The BVI government is taking steps to further strengthen the territory against acts of money laundering, after recently approving a National Anti-Money Laundering and Countering of the Financing of Terrorism (AML/CFT) Policy and a National AML/CFT Strategy for 2021-2023.

Both the policy and the strategy were recently approved in Cabinet during a May 19 meeting and are scheduled to be laid on the table in the House of Assembly at the next convenient sitting.

According to the post meeting statement from Cabinet which was published on June 3, the policy and the strategy seeks to ensure a high level of compliance with the FATF Standards – the internationally endorsed global standards against money laundering and terrorist financing.

In addition, the policy and the strategy also seek to protect the BVI’s economy “against the potential negative impacts of money laundering, terrorist financing and proliferation financing.”

AML/CFT Implementation Unit

Once the two instruments have been laid on the table of the House, Cabinet has instructed that the AML/CFT Implementation Unit take the relevant steps to ensure publication of the documents.

These documents should be published on websites of all competent authorities and law enforcement agencies, as well as the official website of the Government of the Virgin Islands.

Cabinet also tasked the implementation unit with the responsibility of developing an action plan for the successful implementation of both the strategy and policy, and to monitor their progression once implemented.

BVI’s history of money laundering accusations

This development follows a number of recent accusations from international financial reports, which claimed that the territory’s financial services industry has been aiding money launderers.

Most notably, the Fincen Files scandal in 2020, which involved more than 2,500 leaked documents from some of the world’s mega banks, named the BVI as one of the countries where these banks were allowing criminals to hide illegally obtained money.

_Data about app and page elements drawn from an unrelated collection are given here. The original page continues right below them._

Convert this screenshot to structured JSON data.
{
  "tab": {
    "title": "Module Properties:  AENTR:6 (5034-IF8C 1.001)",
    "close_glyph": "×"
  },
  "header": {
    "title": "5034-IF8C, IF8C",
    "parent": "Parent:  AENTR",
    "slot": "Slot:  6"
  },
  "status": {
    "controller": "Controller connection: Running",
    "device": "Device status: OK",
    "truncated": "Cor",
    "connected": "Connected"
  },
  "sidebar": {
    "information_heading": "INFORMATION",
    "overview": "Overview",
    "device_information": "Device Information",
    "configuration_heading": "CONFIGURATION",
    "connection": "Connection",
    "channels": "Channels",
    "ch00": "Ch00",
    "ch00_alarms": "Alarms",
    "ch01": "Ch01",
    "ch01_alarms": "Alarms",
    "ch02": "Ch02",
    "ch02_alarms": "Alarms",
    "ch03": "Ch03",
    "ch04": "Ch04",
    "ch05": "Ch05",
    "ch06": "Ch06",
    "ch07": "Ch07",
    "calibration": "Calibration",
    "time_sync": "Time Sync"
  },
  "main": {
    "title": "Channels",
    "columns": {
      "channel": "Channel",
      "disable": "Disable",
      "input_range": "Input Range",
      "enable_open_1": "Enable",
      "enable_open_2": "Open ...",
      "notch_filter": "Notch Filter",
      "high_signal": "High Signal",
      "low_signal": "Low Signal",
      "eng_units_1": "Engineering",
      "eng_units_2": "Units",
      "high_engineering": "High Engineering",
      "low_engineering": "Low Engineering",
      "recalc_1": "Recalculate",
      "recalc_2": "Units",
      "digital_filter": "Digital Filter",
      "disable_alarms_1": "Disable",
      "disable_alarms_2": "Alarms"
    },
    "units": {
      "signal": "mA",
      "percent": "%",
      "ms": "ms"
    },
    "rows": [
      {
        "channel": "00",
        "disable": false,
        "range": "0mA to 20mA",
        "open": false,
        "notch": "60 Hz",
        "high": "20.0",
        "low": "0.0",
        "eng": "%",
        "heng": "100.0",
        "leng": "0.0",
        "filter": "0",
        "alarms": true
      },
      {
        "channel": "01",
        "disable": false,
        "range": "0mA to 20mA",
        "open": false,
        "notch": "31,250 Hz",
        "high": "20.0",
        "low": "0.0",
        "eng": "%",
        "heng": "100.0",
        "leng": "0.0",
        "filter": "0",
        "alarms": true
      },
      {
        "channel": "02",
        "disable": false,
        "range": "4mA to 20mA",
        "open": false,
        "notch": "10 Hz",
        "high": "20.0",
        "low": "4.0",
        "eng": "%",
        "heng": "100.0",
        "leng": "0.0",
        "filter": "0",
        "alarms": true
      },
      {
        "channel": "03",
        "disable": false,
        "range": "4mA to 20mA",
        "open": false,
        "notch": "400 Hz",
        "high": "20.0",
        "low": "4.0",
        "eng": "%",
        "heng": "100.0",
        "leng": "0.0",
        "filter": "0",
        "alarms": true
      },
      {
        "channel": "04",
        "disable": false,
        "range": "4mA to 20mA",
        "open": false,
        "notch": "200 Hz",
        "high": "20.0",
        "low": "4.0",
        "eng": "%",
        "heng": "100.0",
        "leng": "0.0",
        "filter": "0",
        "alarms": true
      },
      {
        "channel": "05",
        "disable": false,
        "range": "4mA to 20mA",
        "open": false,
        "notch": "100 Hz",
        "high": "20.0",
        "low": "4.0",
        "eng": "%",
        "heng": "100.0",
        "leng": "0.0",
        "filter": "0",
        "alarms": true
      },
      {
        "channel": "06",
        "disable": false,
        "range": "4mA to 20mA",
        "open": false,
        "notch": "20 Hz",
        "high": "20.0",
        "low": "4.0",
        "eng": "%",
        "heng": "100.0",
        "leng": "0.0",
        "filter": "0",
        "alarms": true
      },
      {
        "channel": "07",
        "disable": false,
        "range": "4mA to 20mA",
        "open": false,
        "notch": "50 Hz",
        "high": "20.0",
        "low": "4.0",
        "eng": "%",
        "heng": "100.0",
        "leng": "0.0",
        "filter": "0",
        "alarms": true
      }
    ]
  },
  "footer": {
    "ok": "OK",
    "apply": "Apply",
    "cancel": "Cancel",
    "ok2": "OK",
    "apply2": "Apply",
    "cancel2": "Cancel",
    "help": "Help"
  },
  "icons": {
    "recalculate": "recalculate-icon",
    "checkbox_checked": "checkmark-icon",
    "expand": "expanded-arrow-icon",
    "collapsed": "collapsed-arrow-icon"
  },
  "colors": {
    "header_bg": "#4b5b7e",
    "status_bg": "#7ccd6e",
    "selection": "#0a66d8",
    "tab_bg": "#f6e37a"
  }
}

According to the International Consortium of Investigative Journalists, at least 20 percent of the 2500 leaked files contained clients who listed their address as the British Virgin Islands.